The reform is aimed to change public hospitals' reliance on medicine sales to supplement their income. Public hospitals should establish a reasonable drug pricing system and retune recruitment and salary policies, said the guideline.
Health insurance should cover most of the medical expenditure, while out-of-pocket money, the private bills paid by each patient should be lower than 30 percent by 2017.
The wider plan is to establish a modern hospital management system, eliminating drug price-added profits and standardizing referral procedures.
Public hospitals should be operated for the public good, instead of seeking lucrative gains, and the service should be accessible, equal and efficient for the people, the guideline said.
It also said social medical care should be encouraged through improved policies and strengthened supervision.
The guideline urged reform at the grassroots-level and nurturing more capable doctors.
Authorities will ensure the optimal distribution of medical resources, establish a scientific subsidy mechanism, and regulate the price of drugs and medical services, according to the guidelines.
Full scale reform of the health care system began in 2009. Pilot projects for public hospital reform were a priority, along with a basic medical security system, improvement at grass roots level and equal access to basic public health services.
Related: Medical reform to be deepened this year
The State Council issued a circular on May 9, asking its ministries and departments as well as provincial-level authorities to deepen medical reform in 2015.
In the circular, the State Council looked back on the medical services improvement the reform achieved in 2014, and laid out specific tasks and plans for 2015 to address prominent challenges the reform is facing.
The first task is to continue to reform publicly-funded hospitals. In 2015, more publicly-funded hospitals will join the reform.
The reform of the publicly-funded hospitals aims to make their medical services more affordable and their staff more competitive. Also, the reform seeks to control the size of public hospitals so that they don't expand in an irrational manner.
As one important task, publicly-funded hospitals that join the reform are required to sell medicines at the price they bought them, so they won't be able to overcharge patients and doctors will be much less likely to prescribe excessive medicines. On the other hand, the publicly-funded hospitals are allowed to readjust the price charged on their medical services, such as doctor consultation, so that the hospitals and their medical staff will be decently paid for their work instead of relying on selling medicines.
Also, public hospitals should adopt a reasonable performance assessment system for their staff, so that medical workers who work more or do a better job will be better paid. When it comes to determining a doctor's payment, the hospitals must not take into account how many medicines, medical products or medical examinations he or she has prescribed.
Another task is to improve the universal health insurance program. The State Council set a goal that in 2015, more than 95 percent of the country's population will enjoy public health insurance. Authorities should increase the insurance's premium for urban children and the unemployed, as well as rural residents. They should develop and introduce commercial health insurance programs so that medical services, especially the treatment of chronic and serious illness, will be more affordable.

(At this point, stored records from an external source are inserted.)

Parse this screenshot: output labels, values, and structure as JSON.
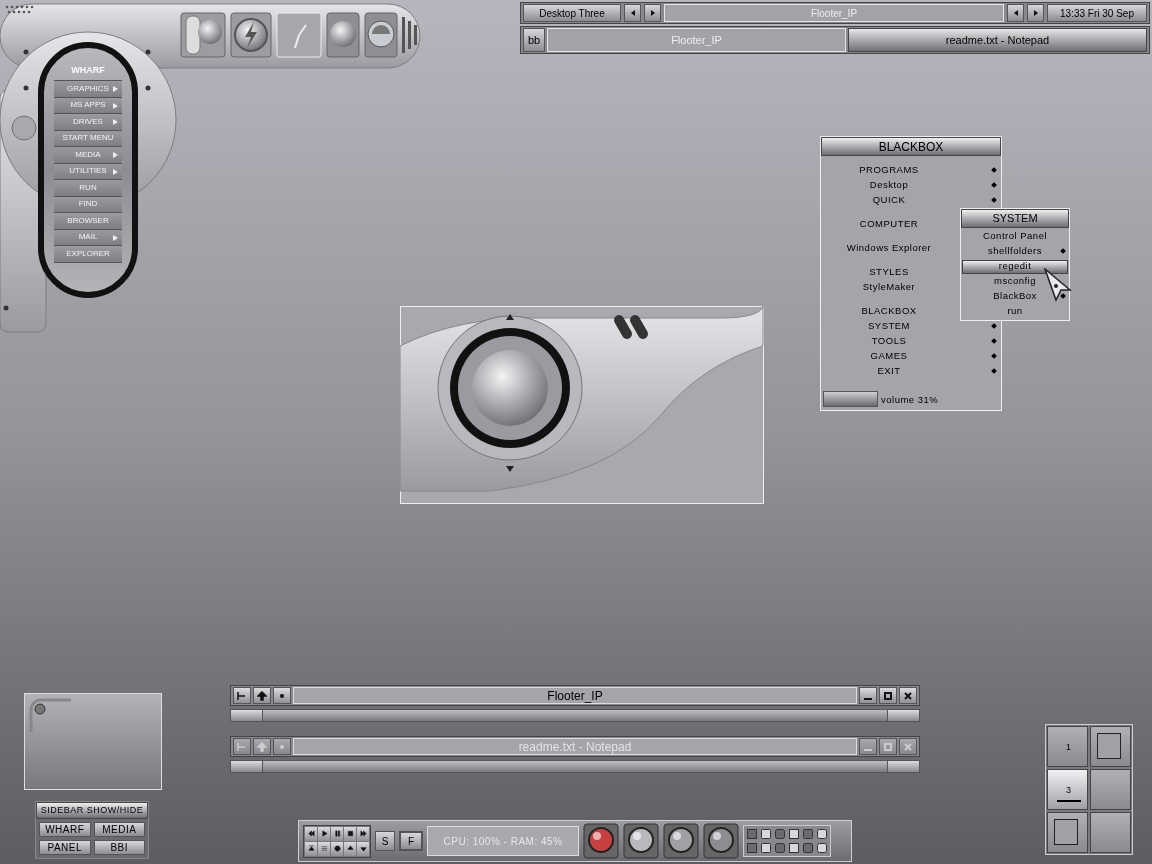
{
  "wharf": {
    "title": "WHARF",
    "items": [
      {
        "label": "GRAPHICS",
        "submenu": true
      },
      {
        "label": "MS APPS",
        "submenu": true
      },
      {
        "label": "DRIVES",
        "submenu": true
      },
      {
        "label": "START MENU",
        "submenu": false
      },
      {
        "label": "MEDIA",
        "submenu": true
      },
      {
        "label": "UTILITIES",
        "submenu": true
      },
      {
        "label": "RUN",
        "submenu": false
      },
      {
        "label": "FIND",
        "submenu": false
      },
      {
        "label": "BROWSER",
        "submenu": false
      },
      {
        "label": "MAIL",
        "submenu": true
      },
      {
        "label": "EXPLORER",
        "submenu": false
      }
    ]
  },
  "top_bar": {
    "workspace": "Desktop Three",
    "window_label": "Flooter_IP",
    "clock": "13:33 Fri 30 Sep"
  },
  "task_bar": {
    "button": "bb",
    "tasks": [
      {
        "label": "Flooter_IP",
        "selected": false
      },
      {
        "label": "readme.txt - Notepad",
        "selected": true
      }
    ]
  },
  "blackbox_menu": {
    "title": "BLACKBOX",
    "groups": [
      [
        {
          "label": "PROGRAMS",
          "submenu": true
        },
        {
          "label": "Desktop",
          "submenu": true
        },
        {
          "label": "QUICK",
          "submenu": true
        }
      ],
      [
        {
          "label": "COMPUTER"
        }
      ],
      [
        {
          "label": "Windows Explorer"
        }
      ],
      [
        {
          "label": "STYLES"
        },
        {
          "label": "StyleMaker"
        }
      ],
      [
        {
          "label": "BLACKBOX"
        },
        {
          "label": "SYSTEM",
          "submenu": true
        },
        {
          "label": "TOOLS",
          "submenu": true
        },
        {
          "label": "GAMES",
          "submenu": true
        },
        {
          "label": "EXIT",
          "submenu": true
        }
      ]
    ],
    "volume": {
      "label": "volume 31%",
      "level": 0.31
    }
  },
  "system_menu": {
    "title": "SYSTEM",
    "items": [
      {
        "label": "Control Panel",
        "submenu": false,
        "selected": false
      },
      {
        "label": "shellfolders",
        "submenu": true,
        "selected": false
      },
      {
        "label": "regedit",
        "submenu": false,
        "selected": true
      },
      {
        "label": "msconfig",
        "submenu": false,
        "selected": false
      },
      {
        "label": "BlackBox",
        "submenu": true,
        "selected": false
      },
      {
        "label": "run",
        "submenu": false,
        "selected": false
      }
    ]
  },
  "windows": [
    {
      "title": "Flooter_IP",
      "active": true
    },
    {
      "title": "readme.txt - Notepad",
      "active": false
    }
  ],
  "sidebar_panel": {
    "title": "SIDEBAR SHOW/HIDE",
    "buttons": [
      "WHARF",
      "MEDIA",
      "PANEL",
      "BBI"
    ]
  },
  "bottom_bar": {
    "buttons": [
      "S",
      "F"
    ],
    "stats": "CPU: 100% - RAM: 45%"
  },
  "pager": {
    "cells": [
      {
        "label": "1",
        "selected": false,
        "has_window": false
      },
      {
        "selected": false,
        "has_window": true
      },
      {
        "label": "3",
        "selected": true,
        "has_window": false
      },
      {
        "selected": false,
        "has_window": false
      },
      {
        "selected": false,
        "has_window": true
      },
      {
        "selected": false,
        "has_window": false
      }
    ]
  }
}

In the circular, the State Council also asked authorities to spend more effort on helping the private sector. In 2015, 20 percent of ward beds and medical services in the country should come from privately-funded hospitals, the State Council said. Authorities should come up with more favorable policies as well as conduct better supervision on privately-funded hospitals.
The authorities should allow the market to determine the price of most medicines, and should turn to negotiations to bring down the price of certain medicines, such as proprietary medicines, the State Council said in the circular.
It reiterated the need to improve the service's quality and the competence of grassroots healthcare institutions, so that more patients can turn to these institutions for small and common illnesses, and be transferred to large hospitals in time if their conditions worsen. This way, a clearly layered and efficient medical service system will be set up, and the pressure on large hospitals will be relieved.